[Component data from apps and pages]
--------------------------------
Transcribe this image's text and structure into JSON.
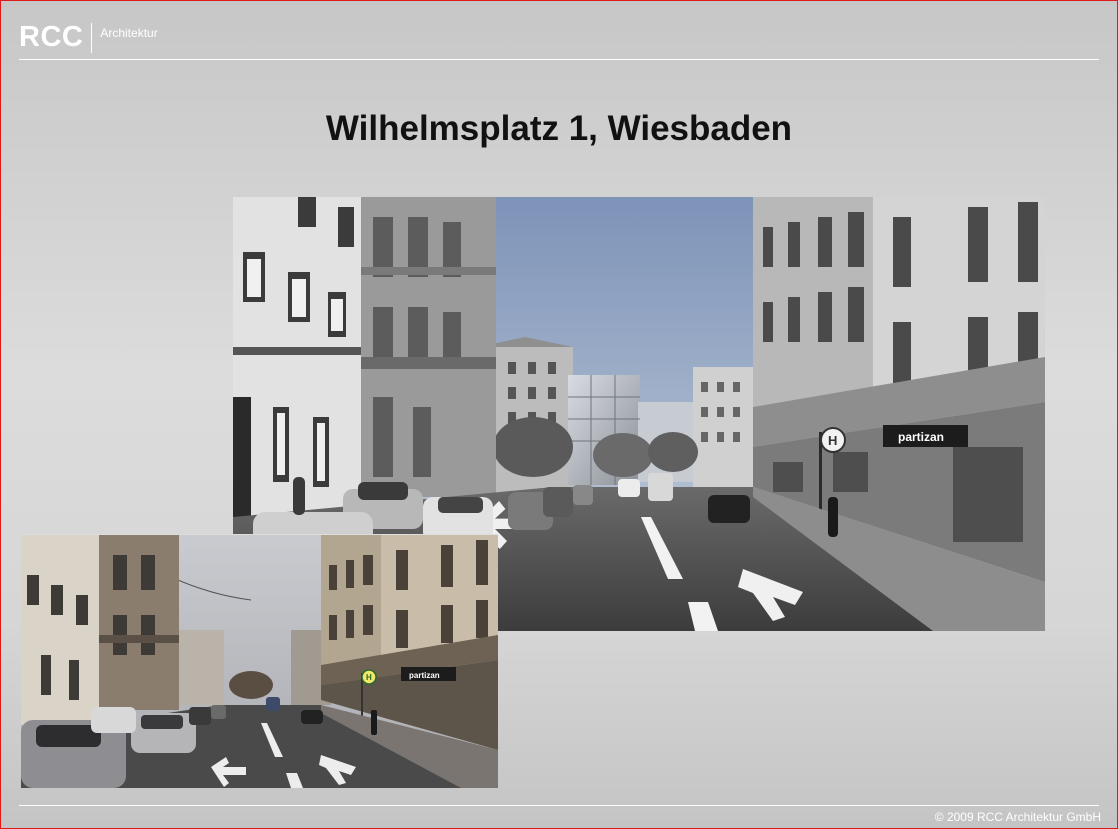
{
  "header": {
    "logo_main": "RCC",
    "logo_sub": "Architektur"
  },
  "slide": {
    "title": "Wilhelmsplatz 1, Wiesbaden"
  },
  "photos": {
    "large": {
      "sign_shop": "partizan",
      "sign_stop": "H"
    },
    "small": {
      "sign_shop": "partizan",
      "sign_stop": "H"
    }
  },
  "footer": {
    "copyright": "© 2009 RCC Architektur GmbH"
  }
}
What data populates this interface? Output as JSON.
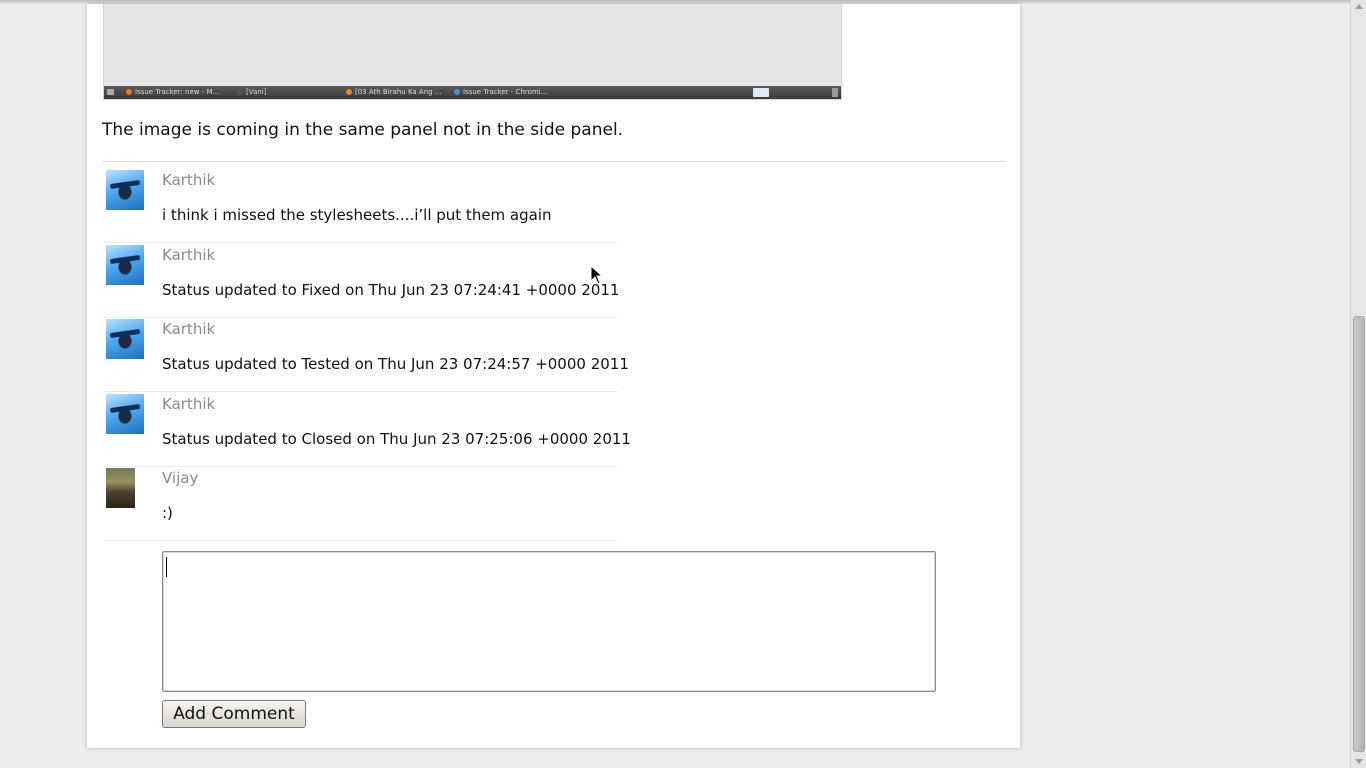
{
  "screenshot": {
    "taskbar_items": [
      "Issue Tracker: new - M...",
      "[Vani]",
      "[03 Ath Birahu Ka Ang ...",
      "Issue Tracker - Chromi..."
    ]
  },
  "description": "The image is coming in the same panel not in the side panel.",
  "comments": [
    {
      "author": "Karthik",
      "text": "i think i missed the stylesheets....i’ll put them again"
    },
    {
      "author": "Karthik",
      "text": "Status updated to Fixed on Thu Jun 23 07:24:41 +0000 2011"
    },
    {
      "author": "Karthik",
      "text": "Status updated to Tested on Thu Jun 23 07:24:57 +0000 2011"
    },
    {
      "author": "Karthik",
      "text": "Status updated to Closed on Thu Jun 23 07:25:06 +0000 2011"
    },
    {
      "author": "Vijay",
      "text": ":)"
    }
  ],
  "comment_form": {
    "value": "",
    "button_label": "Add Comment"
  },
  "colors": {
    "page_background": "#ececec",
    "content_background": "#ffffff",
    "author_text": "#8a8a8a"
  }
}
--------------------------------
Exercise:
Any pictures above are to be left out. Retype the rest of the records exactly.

Output for this exercise:
Transcribe this image's text and structure into JSON.
{
  "header": {
    "logo_main": "RCC",
    "logo_sub": "Architektur"
  },
  "slide": {
    "title": "Wilhelmsplatz 1, Wiesbaden"
  },
  "photos": {
    "large": {
      "sign_shop": "partizan",
      "sign_stop": "H"
    },
    "small": {
      "sign_shop": "partizan",
      "sign_stop": "H"
    }
  },
  "footer": {
    "copyright": "© 2009 RCC Architektur GmbH"
  }
}
What data populates this interface? Output as JSON.
{
  "screenshot": {
    "taskbar_items": [
      "Issue Tracker: new - M...",
      "[Vani]",
      "[03 Ath Birahu Ka Ang ...",
      "Issue Tracker - Chromi..."
    ]
  },
  "description": "The image is coming in the same panel not in the side panel.",
  "comments": [
    {
      "author": "Karthik",
      "text": "i think i missed the stylesheets....i’ll put them again"
    },
    {
      "author": "Karthik",
      "text": "Status updated to Fixed on Thu Jun 23 07:24:41 +0000 2011"
    },
    {
      "author": "Karthik",
      "text": "Status updated to Tested on Thu Jun 23 07:24:57 +0000 2011"
    },
    {
      "author": "Karthik",
      "text": "Status updated to Closed on Thu Jun 23 07:25:06 +0000 2011"
    },
    {
      "author": "Vijay",
      "text": ":)"
    }
  ],
  "comment_form": {
    "value": "",
    "button_label": "Add Comment"
  },
  "colors": {
    "page_background": "#ececec",
    "content_background": "#ffffff",
    "author_text": "#8a8a8a"
  }
}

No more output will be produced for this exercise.